> [WHAT YOU NEED TO DO]
Scan the data below and work out how many of its lines contain the word "MANAGEMENT". Give only that number.

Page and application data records
== Segment start ==

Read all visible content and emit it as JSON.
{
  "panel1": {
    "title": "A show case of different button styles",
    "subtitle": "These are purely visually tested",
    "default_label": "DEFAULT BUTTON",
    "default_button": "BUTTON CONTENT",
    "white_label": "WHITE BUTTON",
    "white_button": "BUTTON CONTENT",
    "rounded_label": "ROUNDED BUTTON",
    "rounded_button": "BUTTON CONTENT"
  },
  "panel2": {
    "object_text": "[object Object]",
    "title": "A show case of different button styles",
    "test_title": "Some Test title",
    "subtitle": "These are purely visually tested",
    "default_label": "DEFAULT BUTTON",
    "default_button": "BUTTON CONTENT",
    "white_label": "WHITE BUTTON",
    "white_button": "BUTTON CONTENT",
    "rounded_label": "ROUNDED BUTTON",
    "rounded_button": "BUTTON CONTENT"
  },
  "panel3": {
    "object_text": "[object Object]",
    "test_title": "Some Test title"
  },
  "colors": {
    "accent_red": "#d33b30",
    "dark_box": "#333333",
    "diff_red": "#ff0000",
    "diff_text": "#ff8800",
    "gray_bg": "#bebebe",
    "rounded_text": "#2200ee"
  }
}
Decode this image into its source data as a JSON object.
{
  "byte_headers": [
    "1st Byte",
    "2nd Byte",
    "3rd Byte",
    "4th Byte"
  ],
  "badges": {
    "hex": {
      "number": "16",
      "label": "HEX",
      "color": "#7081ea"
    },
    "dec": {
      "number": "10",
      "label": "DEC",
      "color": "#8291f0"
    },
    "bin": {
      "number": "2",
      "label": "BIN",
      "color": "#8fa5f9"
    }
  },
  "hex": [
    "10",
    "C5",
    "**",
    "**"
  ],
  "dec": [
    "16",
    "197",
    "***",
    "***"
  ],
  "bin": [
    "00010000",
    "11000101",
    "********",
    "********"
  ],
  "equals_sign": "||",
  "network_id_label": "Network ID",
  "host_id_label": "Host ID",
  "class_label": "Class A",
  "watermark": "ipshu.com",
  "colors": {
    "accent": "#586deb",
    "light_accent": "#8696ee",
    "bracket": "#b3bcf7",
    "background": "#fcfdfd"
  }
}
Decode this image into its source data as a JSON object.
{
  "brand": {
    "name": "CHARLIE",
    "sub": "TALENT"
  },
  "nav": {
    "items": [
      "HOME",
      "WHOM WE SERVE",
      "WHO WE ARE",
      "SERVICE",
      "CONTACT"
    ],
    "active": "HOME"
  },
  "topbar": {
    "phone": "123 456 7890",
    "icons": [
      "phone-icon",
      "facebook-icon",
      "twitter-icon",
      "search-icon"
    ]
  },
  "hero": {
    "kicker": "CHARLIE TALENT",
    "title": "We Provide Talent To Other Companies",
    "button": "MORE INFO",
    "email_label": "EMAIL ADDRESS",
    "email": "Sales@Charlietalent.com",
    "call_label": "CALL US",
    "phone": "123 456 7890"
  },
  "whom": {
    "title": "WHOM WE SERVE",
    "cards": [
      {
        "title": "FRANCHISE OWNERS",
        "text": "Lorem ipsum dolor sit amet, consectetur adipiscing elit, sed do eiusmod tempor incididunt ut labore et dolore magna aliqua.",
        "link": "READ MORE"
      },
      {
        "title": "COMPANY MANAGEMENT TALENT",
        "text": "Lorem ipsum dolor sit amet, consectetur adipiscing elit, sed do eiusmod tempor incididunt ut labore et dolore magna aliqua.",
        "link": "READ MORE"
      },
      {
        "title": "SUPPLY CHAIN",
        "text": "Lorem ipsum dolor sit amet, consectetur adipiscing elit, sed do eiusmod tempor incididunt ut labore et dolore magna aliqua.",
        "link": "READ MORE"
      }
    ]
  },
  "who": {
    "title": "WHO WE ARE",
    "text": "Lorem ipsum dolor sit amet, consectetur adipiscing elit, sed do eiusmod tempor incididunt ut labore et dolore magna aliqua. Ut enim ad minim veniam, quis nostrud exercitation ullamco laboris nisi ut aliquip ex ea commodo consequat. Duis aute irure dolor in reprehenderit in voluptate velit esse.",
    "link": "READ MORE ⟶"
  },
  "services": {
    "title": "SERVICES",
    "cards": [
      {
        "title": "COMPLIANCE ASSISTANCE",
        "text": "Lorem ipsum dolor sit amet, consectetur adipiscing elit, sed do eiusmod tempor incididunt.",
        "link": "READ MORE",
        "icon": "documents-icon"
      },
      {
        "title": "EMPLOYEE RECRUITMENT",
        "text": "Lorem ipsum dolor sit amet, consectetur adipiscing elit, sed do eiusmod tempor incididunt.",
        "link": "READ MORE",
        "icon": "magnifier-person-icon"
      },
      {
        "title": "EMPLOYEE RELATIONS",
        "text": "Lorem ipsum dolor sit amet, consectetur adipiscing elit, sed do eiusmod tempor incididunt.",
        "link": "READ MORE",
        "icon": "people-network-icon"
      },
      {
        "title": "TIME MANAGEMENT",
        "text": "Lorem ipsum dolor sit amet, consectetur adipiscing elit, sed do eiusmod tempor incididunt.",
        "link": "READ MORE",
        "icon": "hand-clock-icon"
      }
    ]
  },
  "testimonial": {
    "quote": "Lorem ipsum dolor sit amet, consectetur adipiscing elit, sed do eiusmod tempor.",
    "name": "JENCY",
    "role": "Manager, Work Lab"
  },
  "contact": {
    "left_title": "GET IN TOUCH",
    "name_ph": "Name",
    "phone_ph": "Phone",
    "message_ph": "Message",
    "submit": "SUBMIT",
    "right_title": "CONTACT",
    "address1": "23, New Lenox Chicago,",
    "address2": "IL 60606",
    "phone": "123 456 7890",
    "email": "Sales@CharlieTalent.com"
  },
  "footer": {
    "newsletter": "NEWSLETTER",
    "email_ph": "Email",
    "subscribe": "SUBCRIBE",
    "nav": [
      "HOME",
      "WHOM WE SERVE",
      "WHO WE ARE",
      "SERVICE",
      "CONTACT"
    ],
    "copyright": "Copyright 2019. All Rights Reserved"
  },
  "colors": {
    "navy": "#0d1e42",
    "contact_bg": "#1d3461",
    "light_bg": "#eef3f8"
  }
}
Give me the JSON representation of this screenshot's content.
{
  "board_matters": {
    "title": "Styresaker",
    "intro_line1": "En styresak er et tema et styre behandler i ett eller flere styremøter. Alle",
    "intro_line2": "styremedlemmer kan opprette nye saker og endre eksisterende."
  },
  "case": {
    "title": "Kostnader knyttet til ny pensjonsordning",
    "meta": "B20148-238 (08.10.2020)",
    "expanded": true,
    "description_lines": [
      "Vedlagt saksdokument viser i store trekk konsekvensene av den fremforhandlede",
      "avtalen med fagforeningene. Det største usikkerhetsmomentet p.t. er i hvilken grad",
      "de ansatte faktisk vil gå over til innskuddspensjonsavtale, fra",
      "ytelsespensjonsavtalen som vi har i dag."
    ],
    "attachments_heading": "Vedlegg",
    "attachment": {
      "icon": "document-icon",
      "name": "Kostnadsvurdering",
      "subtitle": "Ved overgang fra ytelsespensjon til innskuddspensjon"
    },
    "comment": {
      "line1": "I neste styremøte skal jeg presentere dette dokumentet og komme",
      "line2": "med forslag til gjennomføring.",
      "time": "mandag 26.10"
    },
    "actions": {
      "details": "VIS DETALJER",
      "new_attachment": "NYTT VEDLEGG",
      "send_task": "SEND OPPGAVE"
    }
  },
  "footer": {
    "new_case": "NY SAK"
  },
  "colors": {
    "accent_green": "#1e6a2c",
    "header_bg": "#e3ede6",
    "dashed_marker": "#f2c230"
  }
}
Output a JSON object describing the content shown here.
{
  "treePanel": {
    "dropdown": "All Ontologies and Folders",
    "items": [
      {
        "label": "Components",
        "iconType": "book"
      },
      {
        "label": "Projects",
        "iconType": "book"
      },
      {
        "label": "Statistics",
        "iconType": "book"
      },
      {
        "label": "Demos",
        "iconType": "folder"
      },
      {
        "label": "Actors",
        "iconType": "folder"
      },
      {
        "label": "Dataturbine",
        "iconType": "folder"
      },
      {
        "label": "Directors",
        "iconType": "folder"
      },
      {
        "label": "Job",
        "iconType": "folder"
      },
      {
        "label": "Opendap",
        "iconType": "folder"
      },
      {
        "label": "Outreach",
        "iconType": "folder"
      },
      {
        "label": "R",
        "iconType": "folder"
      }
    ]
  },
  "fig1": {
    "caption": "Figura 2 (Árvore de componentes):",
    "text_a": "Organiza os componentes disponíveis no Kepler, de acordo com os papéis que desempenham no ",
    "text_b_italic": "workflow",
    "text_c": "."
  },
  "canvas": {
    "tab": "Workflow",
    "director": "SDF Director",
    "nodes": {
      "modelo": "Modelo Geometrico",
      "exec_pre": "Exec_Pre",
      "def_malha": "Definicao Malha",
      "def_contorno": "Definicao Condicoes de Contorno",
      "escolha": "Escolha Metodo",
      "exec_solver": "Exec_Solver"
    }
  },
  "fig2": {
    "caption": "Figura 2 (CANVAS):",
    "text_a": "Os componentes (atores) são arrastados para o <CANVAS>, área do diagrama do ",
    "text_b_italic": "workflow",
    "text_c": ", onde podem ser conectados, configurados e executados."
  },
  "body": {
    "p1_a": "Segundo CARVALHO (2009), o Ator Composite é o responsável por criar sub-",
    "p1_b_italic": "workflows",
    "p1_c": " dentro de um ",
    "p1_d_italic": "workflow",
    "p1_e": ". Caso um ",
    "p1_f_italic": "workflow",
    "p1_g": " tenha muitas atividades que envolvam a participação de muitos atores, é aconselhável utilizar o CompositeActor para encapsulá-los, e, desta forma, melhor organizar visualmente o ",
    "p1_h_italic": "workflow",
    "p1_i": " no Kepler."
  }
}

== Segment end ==

> [TASK RESULT]
2